Mississippi heartbeat abortion law, scheduled to sign a bill Thursday.
Gov. Phil Bryant says he’s not fearful about lawsuits as Mississippi prepares to enact one of many strictest abortion legal guidelines within the nation.
The Republican governor is scheduled to signal a invoice Thursday to outlaw most abortions as soon as a fetal heartbeat may be detected, about six weeks into being pregnant.
The New York-based Middle for Reproductive Rights calls it “blatantly unconstitutional” and says it’ll sue Mississippi to attempt to block the legislation from taking impact on July 1.
Mississippi is one among a number of states contemplating related payments this 12 months. Abortion opponents are emboldened by new conservatives on the Supreme Courtroom and are searching for circumstances to problem the court docket’s 1973 ruling the legalized abortion nationwide.
“The time period ‘heartbeat invoice’ is a manipulative misnomer,” the middle tweeted. “These payments really rob girls of their option to have an abortion earlier than they even know they’re pregnant.”
Bryant tweeted in response: “We’ll all reply to the great Lord sooner or later. I’ll say on this occasion, ‘I fought for the lives of harmless infants, even underneath the specter of authorized motion.’”
The Mississippi invoice says a doctor who performs an abortion after a fetal heartbeat is detected may face revocation of his or her medical license. The invoice additionally says abortions could possibly be allowed after a fetal heartbeat is discovered if a being pregnant endangers a girl’s life or one among her main bodily capabilities. The Home and Senate each rejected efforts to permit exceptions for pregnancies attributable to rape or incest.

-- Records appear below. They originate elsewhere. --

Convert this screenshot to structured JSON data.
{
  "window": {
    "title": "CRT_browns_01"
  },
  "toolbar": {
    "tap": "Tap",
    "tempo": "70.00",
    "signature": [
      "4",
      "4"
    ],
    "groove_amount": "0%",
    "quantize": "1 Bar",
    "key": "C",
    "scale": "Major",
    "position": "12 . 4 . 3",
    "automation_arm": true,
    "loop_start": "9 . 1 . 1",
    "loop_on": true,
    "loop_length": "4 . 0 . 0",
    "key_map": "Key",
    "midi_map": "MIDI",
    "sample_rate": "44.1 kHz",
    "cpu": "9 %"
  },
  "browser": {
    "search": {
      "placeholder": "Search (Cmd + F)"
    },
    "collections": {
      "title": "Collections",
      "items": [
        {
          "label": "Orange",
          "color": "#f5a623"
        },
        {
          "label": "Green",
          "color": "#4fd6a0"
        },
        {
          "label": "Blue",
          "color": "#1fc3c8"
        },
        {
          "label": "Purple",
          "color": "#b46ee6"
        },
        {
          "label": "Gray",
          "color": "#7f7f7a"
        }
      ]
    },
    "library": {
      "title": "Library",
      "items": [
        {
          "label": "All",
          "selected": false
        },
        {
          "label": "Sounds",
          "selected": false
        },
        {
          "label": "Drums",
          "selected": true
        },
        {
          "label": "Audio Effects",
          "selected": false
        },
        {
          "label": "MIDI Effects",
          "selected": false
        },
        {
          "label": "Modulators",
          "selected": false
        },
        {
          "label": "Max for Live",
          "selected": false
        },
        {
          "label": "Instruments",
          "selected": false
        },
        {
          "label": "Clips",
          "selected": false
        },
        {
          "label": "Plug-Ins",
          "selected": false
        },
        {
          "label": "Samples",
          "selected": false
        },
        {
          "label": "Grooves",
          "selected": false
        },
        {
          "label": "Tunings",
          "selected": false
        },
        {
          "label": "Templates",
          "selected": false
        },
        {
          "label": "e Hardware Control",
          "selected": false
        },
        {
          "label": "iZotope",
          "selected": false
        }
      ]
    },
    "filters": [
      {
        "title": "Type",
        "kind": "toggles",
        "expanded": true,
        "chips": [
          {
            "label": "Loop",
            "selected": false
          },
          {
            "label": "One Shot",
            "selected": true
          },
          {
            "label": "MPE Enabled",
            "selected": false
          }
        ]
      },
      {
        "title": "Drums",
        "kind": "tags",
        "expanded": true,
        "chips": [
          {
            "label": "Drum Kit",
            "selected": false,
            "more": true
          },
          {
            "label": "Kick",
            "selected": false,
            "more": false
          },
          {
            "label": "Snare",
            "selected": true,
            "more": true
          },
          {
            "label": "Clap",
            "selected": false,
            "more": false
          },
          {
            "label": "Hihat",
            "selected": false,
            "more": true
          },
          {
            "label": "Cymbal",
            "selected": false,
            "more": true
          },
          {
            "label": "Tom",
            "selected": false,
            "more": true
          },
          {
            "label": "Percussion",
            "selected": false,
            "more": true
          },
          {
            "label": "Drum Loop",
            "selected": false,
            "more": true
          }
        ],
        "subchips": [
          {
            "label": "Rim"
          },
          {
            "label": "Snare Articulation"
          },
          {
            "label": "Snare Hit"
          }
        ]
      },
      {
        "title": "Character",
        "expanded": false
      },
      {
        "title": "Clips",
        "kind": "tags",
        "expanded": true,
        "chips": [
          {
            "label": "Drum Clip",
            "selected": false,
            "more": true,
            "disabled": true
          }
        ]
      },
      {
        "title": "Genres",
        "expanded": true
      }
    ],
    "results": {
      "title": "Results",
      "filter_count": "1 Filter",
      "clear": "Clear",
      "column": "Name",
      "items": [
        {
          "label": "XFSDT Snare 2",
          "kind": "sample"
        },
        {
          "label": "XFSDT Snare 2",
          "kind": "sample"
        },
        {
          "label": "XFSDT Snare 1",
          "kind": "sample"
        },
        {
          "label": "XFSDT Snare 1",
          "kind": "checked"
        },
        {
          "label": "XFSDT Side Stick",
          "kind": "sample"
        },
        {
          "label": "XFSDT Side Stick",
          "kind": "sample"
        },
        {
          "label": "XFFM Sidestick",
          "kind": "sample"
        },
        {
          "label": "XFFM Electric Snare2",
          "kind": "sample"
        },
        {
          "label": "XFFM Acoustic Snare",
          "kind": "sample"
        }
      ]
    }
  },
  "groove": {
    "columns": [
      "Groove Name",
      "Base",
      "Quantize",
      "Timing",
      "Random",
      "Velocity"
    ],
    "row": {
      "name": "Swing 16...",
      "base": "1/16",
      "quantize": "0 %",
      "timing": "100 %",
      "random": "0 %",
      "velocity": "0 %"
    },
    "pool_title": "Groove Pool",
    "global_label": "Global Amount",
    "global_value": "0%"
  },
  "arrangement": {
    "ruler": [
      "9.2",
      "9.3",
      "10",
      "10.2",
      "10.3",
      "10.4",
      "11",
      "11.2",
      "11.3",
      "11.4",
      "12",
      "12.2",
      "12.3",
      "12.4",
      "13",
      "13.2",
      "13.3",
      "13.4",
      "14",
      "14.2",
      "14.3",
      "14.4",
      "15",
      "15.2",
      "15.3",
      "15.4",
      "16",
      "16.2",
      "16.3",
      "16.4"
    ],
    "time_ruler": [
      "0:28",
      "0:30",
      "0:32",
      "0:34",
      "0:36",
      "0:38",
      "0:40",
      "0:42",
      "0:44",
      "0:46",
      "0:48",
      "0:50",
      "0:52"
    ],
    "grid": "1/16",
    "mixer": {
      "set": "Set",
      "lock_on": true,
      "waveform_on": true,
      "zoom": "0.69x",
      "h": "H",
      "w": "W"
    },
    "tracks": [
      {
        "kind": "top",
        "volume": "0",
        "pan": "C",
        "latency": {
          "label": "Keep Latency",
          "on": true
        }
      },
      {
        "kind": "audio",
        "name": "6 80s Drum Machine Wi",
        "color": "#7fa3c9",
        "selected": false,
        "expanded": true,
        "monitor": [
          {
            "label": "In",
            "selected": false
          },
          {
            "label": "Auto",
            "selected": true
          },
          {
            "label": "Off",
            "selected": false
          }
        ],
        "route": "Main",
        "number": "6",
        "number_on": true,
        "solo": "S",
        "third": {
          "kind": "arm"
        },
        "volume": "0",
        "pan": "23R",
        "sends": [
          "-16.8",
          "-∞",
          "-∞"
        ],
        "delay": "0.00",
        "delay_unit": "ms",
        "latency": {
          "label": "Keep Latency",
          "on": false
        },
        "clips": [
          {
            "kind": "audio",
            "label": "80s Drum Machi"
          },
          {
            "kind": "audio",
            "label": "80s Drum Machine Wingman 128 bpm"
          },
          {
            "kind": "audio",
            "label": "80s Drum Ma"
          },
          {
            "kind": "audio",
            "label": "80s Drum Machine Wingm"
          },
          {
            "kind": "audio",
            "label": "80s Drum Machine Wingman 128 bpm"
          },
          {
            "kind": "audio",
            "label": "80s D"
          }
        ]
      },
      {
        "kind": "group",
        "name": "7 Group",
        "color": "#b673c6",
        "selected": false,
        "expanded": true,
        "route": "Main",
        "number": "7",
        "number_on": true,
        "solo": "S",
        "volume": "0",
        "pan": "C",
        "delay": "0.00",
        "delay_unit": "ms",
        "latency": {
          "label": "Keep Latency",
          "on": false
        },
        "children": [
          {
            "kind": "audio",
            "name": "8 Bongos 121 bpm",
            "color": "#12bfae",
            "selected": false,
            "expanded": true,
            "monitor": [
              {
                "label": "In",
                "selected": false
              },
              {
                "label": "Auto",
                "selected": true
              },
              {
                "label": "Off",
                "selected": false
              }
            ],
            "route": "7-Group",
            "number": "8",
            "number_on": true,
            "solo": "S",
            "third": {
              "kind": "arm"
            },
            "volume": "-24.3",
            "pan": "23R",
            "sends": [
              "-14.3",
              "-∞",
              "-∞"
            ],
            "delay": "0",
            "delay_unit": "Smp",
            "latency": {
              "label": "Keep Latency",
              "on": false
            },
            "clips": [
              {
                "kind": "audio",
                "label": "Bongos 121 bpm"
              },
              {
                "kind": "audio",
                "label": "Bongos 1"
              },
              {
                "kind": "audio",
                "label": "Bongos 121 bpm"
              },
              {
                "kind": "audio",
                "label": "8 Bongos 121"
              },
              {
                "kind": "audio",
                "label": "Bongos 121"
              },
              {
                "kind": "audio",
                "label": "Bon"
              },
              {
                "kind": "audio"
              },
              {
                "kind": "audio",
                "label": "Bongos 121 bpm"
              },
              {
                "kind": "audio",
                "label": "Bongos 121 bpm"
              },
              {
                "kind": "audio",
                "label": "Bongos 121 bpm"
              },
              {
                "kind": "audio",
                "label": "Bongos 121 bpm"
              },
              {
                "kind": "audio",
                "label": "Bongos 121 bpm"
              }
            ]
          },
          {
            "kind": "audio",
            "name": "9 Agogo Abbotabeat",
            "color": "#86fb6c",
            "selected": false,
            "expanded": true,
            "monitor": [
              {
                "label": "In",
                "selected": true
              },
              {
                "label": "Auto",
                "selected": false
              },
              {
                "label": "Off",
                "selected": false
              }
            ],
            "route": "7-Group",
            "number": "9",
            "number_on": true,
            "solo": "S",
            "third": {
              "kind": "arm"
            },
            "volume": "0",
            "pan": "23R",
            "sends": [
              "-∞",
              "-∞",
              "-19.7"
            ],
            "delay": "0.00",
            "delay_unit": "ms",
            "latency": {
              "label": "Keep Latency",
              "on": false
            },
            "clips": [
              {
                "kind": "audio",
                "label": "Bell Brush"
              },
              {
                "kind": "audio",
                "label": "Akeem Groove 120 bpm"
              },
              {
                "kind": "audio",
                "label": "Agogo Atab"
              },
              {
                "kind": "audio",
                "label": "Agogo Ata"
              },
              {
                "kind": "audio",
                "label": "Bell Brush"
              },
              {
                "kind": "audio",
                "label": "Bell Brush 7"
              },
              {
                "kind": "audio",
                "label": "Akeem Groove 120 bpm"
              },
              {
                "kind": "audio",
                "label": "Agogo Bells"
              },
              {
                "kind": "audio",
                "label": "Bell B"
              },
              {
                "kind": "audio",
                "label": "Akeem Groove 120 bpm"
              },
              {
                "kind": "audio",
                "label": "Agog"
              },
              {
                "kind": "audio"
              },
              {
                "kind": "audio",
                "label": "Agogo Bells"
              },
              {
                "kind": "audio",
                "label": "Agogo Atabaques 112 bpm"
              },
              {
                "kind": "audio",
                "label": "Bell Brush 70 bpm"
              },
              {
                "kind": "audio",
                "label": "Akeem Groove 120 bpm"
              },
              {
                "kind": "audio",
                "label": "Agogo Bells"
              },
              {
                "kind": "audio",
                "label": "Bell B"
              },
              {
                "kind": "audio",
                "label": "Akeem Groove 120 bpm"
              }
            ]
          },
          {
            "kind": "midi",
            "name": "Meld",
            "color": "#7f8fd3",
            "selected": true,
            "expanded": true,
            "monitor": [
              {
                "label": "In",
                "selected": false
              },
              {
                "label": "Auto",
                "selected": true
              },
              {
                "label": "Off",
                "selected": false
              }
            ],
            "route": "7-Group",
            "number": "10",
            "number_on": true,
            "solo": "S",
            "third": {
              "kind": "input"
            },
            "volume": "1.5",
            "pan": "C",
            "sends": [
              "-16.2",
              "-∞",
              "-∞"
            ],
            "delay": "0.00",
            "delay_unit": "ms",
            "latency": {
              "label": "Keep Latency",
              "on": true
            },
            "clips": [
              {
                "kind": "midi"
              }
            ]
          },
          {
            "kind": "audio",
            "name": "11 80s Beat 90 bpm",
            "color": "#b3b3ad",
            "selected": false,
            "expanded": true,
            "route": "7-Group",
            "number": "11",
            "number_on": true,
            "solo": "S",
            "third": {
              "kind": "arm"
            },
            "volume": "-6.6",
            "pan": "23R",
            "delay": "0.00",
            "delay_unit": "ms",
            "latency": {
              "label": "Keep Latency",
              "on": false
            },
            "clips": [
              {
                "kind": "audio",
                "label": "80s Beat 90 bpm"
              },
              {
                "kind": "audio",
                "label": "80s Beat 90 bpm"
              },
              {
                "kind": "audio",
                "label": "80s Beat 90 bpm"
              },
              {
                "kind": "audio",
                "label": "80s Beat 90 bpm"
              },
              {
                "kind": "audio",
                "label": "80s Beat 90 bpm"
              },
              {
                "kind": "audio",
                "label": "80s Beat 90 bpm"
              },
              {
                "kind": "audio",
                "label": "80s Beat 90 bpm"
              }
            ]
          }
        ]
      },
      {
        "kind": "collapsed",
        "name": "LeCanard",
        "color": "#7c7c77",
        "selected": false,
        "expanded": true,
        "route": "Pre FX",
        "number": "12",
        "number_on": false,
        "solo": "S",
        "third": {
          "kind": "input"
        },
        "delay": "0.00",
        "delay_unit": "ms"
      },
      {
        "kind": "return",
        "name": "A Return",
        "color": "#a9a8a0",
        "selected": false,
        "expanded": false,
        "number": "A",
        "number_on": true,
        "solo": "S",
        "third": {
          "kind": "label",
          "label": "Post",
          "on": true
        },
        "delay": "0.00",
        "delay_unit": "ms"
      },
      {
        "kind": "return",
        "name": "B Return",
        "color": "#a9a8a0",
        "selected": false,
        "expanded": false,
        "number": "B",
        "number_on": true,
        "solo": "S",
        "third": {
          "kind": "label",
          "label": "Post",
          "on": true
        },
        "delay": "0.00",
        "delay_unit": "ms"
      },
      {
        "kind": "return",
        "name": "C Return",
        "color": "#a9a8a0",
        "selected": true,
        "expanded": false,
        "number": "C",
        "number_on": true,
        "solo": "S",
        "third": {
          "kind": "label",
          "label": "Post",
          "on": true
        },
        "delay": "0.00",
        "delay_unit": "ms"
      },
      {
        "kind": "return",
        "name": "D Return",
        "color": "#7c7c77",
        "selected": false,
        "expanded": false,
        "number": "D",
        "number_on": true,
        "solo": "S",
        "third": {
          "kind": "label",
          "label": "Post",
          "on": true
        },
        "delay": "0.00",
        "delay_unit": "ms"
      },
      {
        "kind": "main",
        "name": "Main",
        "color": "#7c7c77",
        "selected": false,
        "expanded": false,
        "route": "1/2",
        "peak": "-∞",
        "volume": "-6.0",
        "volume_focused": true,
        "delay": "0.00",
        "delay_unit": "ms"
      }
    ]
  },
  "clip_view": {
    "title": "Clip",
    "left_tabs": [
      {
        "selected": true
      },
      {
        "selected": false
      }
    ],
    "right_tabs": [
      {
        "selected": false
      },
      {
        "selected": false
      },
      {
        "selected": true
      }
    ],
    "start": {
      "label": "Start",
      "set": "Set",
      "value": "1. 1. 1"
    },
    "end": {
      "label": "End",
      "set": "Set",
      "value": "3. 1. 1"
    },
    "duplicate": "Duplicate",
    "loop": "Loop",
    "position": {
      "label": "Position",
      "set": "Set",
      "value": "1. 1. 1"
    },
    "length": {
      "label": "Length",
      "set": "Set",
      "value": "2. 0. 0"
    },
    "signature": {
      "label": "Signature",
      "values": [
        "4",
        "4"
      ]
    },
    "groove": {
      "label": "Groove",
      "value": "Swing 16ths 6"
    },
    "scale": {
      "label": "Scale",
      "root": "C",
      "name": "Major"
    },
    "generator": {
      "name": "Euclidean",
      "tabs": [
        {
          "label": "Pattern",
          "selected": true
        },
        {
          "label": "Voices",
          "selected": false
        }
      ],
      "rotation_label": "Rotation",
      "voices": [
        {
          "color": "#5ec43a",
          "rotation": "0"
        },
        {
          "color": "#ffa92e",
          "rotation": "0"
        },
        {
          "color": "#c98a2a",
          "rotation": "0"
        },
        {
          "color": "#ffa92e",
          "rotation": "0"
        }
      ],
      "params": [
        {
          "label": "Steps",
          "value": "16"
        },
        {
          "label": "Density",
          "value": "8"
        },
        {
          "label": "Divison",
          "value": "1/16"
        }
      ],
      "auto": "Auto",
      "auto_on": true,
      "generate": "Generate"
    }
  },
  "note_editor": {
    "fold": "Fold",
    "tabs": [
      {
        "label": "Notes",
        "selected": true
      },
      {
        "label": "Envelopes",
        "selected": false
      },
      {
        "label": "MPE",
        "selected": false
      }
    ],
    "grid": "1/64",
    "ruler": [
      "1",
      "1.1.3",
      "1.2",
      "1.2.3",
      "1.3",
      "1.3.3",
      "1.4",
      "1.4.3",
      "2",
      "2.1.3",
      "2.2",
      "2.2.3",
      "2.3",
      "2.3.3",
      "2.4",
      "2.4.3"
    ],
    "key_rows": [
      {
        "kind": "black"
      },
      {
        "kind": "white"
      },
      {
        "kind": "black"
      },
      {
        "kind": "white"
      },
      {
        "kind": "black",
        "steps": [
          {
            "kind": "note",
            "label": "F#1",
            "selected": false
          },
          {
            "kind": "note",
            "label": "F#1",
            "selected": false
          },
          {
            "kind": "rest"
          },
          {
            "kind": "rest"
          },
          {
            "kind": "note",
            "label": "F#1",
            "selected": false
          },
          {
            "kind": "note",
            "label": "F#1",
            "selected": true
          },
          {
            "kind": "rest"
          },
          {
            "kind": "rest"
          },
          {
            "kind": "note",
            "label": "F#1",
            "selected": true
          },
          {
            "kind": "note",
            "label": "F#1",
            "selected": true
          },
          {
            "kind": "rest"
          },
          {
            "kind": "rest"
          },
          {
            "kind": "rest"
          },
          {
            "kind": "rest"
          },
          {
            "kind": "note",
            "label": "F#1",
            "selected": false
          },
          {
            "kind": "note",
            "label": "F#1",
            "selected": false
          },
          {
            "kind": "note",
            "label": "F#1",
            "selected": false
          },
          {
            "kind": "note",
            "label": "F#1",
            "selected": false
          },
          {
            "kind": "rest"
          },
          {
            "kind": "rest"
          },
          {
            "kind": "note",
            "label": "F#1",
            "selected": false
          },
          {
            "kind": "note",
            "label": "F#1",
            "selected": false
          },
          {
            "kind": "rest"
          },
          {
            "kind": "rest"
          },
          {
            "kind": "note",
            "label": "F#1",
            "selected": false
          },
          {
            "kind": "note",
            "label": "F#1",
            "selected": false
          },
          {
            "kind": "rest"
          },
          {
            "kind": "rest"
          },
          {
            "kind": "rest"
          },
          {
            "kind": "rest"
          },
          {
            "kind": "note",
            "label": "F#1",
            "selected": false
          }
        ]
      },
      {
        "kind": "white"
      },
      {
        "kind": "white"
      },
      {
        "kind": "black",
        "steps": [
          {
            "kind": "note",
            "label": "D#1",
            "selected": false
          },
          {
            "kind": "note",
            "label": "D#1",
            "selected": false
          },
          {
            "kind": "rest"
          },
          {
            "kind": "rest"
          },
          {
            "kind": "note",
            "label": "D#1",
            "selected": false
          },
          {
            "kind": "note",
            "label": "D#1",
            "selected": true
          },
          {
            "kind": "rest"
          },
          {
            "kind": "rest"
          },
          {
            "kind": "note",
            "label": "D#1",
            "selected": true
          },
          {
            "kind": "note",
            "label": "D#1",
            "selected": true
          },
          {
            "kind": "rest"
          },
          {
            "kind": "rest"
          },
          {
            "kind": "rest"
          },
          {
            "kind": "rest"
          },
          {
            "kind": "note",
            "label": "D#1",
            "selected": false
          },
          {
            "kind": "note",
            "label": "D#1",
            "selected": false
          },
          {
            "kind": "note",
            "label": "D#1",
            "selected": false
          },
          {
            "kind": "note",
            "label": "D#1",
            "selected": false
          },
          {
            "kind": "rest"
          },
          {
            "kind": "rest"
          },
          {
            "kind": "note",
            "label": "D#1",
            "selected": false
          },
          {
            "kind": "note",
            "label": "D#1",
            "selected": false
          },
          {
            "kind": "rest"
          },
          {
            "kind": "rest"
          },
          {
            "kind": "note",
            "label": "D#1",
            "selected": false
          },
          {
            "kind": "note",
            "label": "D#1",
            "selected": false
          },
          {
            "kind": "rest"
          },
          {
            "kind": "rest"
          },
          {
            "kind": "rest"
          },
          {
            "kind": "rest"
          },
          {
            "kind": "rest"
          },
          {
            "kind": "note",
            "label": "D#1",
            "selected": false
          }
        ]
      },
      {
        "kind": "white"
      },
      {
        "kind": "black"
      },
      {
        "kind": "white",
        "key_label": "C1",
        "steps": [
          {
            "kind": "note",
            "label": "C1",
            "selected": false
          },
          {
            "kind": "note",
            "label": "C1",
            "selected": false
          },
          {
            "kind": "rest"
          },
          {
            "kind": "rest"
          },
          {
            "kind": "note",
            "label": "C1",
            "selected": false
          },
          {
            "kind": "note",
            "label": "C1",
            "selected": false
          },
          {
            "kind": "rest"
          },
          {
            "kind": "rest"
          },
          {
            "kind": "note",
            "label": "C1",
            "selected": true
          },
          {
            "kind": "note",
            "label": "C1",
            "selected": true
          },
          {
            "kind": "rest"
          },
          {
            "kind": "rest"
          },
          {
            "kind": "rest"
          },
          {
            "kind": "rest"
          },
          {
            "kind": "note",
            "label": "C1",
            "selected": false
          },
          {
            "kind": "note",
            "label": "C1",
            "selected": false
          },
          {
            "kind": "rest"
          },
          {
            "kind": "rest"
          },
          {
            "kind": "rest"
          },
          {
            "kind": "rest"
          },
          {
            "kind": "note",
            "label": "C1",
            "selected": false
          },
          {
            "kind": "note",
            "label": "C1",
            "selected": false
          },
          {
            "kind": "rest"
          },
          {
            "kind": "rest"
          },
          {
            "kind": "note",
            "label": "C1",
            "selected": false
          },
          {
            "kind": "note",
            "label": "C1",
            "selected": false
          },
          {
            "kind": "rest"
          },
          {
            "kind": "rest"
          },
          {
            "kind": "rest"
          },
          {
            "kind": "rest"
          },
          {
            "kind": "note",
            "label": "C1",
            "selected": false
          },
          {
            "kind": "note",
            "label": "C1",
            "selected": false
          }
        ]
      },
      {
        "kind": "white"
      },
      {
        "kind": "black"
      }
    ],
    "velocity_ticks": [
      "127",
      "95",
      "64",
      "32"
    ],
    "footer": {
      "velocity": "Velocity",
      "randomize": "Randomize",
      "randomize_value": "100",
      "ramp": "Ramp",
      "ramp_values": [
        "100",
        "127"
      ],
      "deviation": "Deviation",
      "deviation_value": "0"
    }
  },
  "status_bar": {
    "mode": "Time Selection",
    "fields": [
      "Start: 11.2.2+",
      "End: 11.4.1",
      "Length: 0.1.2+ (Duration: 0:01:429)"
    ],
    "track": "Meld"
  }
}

Georgia and Tennessee are among the many states contemplating related payments. Kentucky’s legislation was instantly challenged by the American Civil Liberties Union when Republican Gov. Matt Bevin on March 14, and a federal choose has quickly blocked it.